Out of his own insecurities, he sought reassurance from God.  It seems that every time Saul became hard pressed he wanted to do something religious, even if it meant disobedience to the word of the Lord.
-He summoned the ark of God in battle, a symbol of God presence.
-He declared a fast for a battle-weary army.
-He pronounced a curse of death on the starving that might disobey his order.
-He built an altar to sacrifice to the LORD.
-If the people had not intervened, he probably would have executed his own son to save face.
-He built a monument to himself (15:12).

However, he was the king and as such God used Saul to turn back all of Israel's surrounding enemies.  It was a time of victory for the nation and exalted Saul's leadership.  One of these enemies that the LORD wanted destroyed was the Amalekites.  Though centuries had passed, God never forgot their mistreatment of His people during the exodus (15:2).  The order from God was clear; total annihilation.  But 15:9 describes how Saul disobeyed.

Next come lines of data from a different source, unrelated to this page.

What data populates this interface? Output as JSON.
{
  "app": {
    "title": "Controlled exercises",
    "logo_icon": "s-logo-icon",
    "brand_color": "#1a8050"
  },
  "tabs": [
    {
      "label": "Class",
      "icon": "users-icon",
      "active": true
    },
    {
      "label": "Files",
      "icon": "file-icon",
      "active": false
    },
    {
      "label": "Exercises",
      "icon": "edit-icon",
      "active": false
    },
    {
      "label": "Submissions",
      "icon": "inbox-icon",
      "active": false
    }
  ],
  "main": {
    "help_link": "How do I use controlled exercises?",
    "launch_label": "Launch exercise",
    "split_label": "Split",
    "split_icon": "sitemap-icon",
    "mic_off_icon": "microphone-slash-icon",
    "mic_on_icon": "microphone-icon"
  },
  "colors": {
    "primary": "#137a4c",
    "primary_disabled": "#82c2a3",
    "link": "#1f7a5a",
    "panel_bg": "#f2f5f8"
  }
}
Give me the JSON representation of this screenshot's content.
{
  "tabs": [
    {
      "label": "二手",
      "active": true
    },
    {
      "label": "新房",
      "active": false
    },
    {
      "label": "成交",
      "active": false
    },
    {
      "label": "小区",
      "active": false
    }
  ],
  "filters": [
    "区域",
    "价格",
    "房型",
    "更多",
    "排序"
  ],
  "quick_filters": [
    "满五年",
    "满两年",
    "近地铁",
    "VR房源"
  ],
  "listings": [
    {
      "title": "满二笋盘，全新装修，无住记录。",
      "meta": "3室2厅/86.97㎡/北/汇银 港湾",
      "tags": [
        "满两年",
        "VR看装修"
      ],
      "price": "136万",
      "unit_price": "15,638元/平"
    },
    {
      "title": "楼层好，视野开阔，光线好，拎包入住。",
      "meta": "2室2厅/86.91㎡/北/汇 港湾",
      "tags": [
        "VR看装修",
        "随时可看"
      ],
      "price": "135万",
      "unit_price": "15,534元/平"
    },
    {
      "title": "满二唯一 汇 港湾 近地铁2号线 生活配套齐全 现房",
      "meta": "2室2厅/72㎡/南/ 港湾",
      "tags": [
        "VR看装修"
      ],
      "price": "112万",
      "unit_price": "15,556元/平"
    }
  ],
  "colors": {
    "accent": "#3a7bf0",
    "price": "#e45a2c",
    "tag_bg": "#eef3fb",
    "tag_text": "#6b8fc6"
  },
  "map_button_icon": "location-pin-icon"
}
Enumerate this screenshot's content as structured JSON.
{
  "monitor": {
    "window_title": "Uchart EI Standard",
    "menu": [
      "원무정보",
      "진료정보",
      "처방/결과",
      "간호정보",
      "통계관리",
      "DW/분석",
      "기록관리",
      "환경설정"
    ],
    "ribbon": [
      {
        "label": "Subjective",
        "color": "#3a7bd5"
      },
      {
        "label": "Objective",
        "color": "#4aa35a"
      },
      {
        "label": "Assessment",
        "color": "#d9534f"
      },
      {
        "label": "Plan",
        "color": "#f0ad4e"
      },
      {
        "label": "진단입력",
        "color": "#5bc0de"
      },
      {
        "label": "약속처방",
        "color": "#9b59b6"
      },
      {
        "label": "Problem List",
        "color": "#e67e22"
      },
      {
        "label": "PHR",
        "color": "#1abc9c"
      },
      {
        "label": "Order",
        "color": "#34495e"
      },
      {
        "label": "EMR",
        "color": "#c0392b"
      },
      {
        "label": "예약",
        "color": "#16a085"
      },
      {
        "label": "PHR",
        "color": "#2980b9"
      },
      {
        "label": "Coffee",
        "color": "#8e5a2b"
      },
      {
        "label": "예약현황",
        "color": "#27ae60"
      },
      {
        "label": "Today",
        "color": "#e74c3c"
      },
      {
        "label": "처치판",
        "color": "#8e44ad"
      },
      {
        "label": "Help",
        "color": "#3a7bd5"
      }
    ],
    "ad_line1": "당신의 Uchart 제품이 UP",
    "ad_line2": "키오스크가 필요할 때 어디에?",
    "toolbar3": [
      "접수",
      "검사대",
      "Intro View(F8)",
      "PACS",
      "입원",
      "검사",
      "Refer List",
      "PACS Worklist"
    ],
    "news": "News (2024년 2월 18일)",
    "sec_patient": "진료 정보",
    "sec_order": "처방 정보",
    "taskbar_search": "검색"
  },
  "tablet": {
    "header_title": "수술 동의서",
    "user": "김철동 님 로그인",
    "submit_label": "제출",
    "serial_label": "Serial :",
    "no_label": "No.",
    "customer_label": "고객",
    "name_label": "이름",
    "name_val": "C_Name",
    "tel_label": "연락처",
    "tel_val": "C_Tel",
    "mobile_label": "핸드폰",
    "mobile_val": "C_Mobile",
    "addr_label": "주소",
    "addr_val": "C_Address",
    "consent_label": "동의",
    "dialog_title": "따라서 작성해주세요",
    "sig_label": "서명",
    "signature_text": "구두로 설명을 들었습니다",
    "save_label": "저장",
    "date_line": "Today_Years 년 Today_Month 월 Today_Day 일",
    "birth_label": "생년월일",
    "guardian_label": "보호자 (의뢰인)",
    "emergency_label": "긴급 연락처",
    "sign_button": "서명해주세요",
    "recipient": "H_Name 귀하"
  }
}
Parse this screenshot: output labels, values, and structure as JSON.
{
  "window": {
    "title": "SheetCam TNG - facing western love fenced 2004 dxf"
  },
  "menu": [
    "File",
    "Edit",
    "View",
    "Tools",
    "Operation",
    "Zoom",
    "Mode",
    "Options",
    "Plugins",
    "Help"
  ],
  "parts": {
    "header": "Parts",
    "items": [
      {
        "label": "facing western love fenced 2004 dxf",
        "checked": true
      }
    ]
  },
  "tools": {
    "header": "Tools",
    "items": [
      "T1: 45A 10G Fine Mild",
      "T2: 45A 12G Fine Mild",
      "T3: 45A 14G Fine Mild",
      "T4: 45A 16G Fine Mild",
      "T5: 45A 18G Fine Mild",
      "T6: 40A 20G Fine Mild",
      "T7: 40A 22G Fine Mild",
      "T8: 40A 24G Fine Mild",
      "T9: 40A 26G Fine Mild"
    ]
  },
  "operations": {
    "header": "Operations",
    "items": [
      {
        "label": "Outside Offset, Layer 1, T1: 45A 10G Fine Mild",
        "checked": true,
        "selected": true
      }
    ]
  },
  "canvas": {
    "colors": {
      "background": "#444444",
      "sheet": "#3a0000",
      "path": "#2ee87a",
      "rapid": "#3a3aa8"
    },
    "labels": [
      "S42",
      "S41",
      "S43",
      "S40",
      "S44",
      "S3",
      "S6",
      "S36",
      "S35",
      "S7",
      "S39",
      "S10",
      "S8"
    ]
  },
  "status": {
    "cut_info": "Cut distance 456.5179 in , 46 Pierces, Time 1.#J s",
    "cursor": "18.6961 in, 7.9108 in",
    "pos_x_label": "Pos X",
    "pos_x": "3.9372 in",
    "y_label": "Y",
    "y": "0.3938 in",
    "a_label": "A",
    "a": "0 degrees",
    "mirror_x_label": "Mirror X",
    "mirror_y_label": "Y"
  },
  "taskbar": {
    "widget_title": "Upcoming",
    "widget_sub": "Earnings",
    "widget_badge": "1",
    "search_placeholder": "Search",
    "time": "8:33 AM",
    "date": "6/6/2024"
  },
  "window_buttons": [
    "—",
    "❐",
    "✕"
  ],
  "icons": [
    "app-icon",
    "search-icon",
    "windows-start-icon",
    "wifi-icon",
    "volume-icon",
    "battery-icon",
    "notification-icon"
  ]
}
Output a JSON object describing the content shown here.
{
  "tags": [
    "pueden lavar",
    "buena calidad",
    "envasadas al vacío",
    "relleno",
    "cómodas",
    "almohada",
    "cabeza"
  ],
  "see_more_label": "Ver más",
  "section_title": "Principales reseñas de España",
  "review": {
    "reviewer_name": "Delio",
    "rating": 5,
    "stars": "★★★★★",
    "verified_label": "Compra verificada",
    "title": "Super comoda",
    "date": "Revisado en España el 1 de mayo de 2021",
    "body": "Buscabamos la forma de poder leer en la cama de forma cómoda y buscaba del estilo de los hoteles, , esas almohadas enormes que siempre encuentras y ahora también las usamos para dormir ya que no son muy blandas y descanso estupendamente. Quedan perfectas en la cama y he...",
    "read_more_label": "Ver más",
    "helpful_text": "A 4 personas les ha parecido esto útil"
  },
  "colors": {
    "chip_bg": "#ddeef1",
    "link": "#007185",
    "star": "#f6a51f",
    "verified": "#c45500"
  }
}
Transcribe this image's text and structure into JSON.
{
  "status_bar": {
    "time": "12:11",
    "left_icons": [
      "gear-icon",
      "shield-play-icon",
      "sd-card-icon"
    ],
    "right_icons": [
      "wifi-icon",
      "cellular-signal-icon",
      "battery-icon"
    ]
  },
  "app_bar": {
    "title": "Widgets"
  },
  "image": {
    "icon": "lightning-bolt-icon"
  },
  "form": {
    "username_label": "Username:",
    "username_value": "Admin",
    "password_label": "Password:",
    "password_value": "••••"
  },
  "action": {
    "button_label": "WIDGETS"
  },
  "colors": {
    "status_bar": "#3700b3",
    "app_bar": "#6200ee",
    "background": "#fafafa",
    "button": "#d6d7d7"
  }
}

God sent Samuel to confront Saul about this sin.  The first response from Saul to Samuel was a lie (15:13).  The second sentence he spoke was another lie (15:15).  He blamed the people for his own disobedience and tried to make it sound like a good thing.  Samuel was already angry (15:11) and yelled, "Stop!"

Even when confronted about his disobedience, Saul stuck to his story, claiming he did what he was supposed to do and blaming the people.  It is only when Samuel pronounced God's judgment upon him that Saul repented.  In chapter 13, Saul lost his dynasty as Samuel told him "the LORD has sought out a man after his own heart" (13:14).  Here God rejected Saul from even from being king of Israel "and has given it to a neighbor of yours, who is better than you" (15:28).

Samuel made four powerful statements that exposed Saul's sin. (15:22-23)
1. Sacrifices to the LORD are to represent a heart and life of obedience to Him.
2. Obedience is better than going through the motions of religious ritual.
3. Disobedience is rebellion and compared to witchcraft and divination. 
4. Stubborn arrogance is compared to the sin of idolatry.

The Apostle Paul wrote: "But if we judged ourselves truly, we would not be judged.  But when we are judged by the Lord, we are disciplined so that we may not be condemned along with the world." (1 Corinthians 11:31-32)

Saturday, November 4, 2017

5 keys to confronting a Challenge

Read 1 Samuel 14.

Quite often the focus of this chapter is on Saul's continued foolish decisions.  In doing so one might miss the sterling character of Jonathan.  He became overshadowed by his father and then later by the rise of David's leadership.  But this man was as cunning, brave, and godly as any in the Bible.

When confronted with a threatening challenge, we learn 5 things from Jonathan's example.
1. He took courageous initiative.
-He did not sit and wait for someone else to do something.
-He did not ask permission or approval to investigate.
-He ventured as close as he could without risk.

2. He thoughtfully considered the opportunity to see if this is what God wanted done.
"It may be that the LORD will work for us..." (v.6)
God's power and ability are unquestionable!  But is this what God wants us to be doing?  If it is, then He will demonstrate His power.  If not, we should not proceed.

3. He had predetermined what would indicate whether to go or stay. (vv.9-10)

4. He willingly exposed himself in taking the first step.
-There is always a risk when exposing one's ideas or availability.
-Mark Twain said, "Courage is resistance to fear, not the absence of it."
-When ridiculed he did not flinch.  He was prepared.

5. His ultimate trust was not in himself but the LORD.
-"...for nothing can hinder the LORD from saving by many or by few." (v.6)
-Try to find in the Bible where the will of God was ever determined by a majority.  Indeed, all the rest of Israel’s soldiers, including the king, were sitting in camp.
-Though he certainly was cunning, possessed skill, and had a supportive partner, the only explanation for what took place is the Hand of God.

This incredible victory happened because one man sought an opportunity for success and was willing to go see if God was in it.

What opportunities do you see today?